A little over five years ago, I showed up at the Global Ministries headquarters in New York and said in substance, "Here am I, send me." And they said, "Where we really need you is. . . Cambodia!" And I said, "OK." And what a joy it has been! Cambodia Methodism is a "mission initiative," an emerging church on a path to autonomy, and it has been my privilege to share with you some of the indicators of this over the years. Five years ago, I was one of 11 missionaries in Phnom Pehn. My departure brings that number down to seven. This is a great indicator of the strength of the mission as more programming and leadership is picked up by Cambodian nationals. Though the end of my term of itinerancy comes as an emotional jolt, it is with great joy that, as I leave Cambodia, the ministry continues in the hands of my friends. So Global Ministries said, "Where we really need you now is. . . Nepal!" And I said, "OK." True, I am

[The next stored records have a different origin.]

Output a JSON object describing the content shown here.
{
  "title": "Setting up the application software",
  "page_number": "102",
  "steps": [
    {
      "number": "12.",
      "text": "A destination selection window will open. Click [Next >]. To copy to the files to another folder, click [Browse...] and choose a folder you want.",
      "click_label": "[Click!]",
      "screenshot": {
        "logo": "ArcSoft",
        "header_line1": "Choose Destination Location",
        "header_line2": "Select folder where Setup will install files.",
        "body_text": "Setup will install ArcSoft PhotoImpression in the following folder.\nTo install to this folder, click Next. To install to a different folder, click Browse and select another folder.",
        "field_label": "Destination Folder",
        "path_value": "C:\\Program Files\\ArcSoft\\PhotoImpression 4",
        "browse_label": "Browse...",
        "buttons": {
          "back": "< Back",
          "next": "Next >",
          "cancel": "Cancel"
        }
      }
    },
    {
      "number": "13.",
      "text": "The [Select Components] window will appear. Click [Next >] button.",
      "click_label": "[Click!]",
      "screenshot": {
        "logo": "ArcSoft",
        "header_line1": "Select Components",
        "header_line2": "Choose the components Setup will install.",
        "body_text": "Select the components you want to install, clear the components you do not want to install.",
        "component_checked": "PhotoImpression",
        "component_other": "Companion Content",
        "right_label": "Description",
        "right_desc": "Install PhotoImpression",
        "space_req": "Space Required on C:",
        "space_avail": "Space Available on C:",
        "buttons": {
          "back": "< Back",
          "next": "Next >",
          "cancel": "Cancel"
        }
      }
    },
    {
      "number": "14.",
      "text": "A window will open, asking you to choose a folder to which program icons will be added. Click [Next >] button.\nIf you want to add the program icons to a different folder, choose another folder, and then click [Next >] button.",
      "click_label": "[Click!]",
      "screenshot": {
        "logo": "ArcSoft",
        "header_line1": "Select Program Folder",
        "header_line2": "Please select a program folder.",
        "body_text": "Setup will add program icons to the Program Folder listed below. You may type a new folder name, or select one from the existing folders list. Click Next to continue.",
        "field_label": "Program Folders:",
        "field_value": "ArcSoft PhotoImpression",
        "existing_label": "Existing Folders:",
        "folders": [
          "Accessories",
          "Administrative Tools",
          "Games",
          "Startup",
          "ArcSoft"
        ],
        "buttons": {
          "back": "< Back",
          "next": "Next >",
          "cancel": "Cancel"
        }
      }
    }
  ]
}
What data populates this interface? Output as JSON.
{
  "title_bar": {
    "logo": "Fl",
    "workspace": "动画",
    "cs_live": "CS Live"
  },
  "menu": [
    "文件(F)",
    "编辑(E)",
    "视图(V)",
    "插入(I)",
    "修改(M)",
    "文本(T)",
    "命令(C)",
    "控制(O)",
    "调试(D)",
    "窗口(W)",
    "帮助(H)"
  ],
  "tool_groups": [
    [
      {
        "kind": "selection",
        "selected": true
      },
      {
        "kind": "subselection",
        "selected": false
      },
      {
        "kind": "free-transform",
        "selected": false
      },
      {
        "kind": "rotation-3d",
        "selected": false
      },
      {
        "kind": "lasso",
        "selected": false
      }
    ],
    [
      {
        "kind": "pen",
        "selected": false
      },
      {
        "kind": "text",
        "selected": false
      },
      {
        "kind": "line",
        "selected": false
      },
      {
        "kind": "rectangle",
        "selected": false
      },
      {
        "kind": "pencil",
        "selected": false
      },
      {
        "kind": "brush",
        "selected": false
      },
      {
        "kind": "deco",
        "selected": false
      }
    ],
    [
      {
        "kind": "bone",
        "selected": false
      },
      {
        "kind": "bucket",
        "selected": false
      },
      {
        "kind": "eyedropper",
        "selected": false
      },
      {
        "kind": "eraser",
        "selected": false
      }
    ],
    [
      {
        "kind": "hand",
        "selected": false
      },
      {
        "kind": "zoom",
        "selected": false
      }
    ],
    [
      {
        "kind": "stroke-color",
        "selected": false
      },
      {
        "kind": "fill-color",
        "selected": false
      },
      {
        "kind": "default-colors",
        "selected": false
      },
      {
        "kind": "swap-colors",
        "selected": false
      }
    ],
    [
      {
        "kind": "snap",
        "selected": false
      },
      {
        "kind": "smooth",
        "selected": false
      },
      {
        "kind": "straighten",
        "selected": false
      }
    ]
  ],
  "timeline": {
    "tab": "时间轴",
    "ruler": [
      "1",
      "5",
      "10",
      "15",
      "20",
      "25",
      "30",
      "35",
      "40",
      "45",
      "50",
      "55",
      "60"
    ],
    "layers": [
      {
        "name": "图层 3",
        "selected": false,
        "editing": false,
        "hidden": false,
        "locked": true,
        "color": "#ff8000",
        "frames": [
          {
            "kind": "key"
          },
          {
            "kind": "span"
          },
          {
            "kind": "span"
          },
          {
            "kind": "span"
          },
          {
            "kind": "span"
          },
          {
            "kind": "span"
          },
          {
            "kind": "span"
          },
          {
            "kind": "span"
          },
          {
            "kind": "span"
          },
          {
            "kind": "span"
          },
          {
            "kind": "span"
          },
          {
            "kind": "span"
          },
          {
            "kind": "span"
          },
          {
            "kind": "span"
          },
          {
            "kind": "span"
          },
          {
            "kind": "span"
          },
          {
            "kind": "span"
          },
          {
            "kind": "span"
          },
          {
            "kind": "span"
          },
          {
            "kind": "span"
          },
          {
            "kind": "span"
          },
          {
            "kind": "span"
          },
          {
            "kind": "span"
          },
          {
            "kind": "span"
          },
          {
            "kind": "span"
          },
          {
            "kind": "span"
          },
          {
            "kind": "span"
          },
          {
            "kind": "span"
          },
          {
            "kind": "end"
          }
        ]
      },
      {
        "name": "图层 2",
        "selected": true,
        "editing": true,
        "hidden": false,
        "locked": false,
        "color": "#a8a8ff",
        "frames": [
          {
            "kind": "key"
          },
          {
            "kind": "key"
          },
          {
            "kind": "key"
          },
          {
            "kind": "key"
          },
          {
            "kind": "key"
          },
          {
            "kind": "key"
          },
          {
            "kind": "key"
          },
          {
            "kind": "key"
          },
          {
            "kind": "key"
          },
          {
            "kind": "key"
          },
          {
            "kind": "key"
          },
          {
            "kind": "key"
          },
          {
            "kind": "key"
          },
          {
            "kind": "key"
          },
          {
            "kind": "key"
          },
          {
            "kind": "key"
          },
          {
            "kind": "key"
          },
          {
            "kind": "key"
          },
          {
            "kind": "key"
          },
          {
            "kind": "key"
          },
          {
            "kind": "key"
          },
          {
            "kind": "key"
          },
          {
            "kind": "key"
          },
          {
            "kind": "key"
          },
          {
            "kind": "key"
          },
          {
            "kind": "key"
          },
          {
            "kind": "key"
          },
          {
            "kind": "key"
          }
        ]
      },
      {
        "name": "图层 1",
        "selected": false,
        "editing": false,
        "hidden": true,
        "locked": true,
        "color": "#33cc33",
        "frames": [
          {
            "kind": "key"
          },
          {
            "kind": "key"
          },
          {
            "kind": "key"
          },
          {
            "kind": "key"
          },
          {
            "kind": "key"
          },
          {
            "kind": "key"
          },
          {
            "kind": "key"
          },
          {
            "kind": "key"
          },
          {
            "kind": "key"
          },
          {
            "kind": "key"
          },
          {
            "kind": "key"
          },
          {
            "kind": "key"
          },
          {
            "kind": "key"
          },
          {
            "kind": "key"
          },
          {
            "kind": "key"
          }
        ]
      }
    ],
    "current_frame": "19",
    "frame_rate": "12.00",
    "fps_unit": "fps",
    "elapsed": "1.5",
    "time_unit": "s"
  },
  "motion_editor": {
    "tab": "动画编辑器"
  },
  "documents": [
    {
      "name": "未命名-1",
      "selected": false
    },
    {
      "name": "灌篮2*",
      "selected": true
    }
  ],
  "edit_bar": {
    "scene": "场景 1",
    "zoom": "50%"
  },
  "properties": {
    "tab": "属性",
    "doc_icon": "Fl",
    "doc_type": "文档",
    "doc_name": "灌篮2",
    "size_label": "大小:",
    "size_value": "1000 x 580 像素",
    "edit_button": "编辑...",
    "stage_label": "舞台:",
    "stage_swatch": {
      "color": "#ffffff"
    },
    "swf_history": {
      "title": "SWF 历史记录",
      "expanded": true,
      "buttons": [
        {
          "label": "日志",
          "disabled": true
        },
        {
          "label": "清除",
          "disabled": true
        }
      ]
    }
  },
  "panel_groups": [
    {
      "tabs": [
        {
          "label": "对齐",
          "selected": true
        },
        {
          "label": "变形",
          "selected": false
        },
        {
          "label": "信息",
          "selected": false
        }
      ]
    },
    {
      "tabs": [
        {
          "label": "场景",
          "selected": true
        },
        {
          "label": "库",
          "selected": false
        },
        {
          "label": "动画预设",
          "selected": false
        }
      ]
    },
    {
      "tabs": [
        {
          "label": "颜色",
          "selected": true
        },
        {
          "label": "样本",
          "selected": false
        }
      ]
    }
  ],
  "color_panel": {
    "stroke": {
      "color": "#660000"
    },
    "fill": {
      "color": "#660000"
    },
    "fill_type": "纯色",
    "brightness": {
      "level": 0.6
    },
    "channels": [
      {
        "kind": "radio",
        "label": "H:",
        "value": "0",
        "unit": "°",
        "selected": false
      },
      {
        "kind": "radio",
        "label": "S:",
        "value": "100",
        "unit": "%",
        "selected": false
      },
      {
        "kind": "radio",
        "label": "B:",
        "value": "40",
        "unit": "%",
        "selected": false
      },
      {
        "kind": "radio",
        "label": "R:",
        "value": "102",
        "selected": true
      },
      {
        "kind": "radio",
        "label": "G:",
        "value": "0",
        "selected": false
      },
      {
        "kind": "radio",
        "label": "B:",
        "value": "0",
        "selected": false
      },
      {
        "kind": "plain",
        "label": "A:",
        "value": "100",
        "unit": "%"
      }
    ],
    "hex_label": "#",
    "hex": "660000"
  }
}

a Lenten reflection from Cambodia

I'm changing the way my newsletter goes out and will soon discontinue using GoogleGroups. Please take a moment to sign up for my new list through MailChimp if you would like to continue receiving my email newsletters. Two weeks into Lent, I'm still reflecting on the encouragement and hope I feel from the Ash Wednesday reminder that our lives belong to a story richer, deeper, and longer than our brief life’s span*. After a hectic month in January of running up and down the country to visit project groups , I spent most of February in the city doing various forms of report writing. When I get caught-up in these day to day or even annual tasks, I sometimes feel bogged down. It is helpful at these times to take time to reflect. I'm really proud of our team and the 2011 accomplishment that Mr. Thy summarized . This season of the church is also a reminder to me that the little that we each do in this life is a part of God's great love and work through humanity. We are part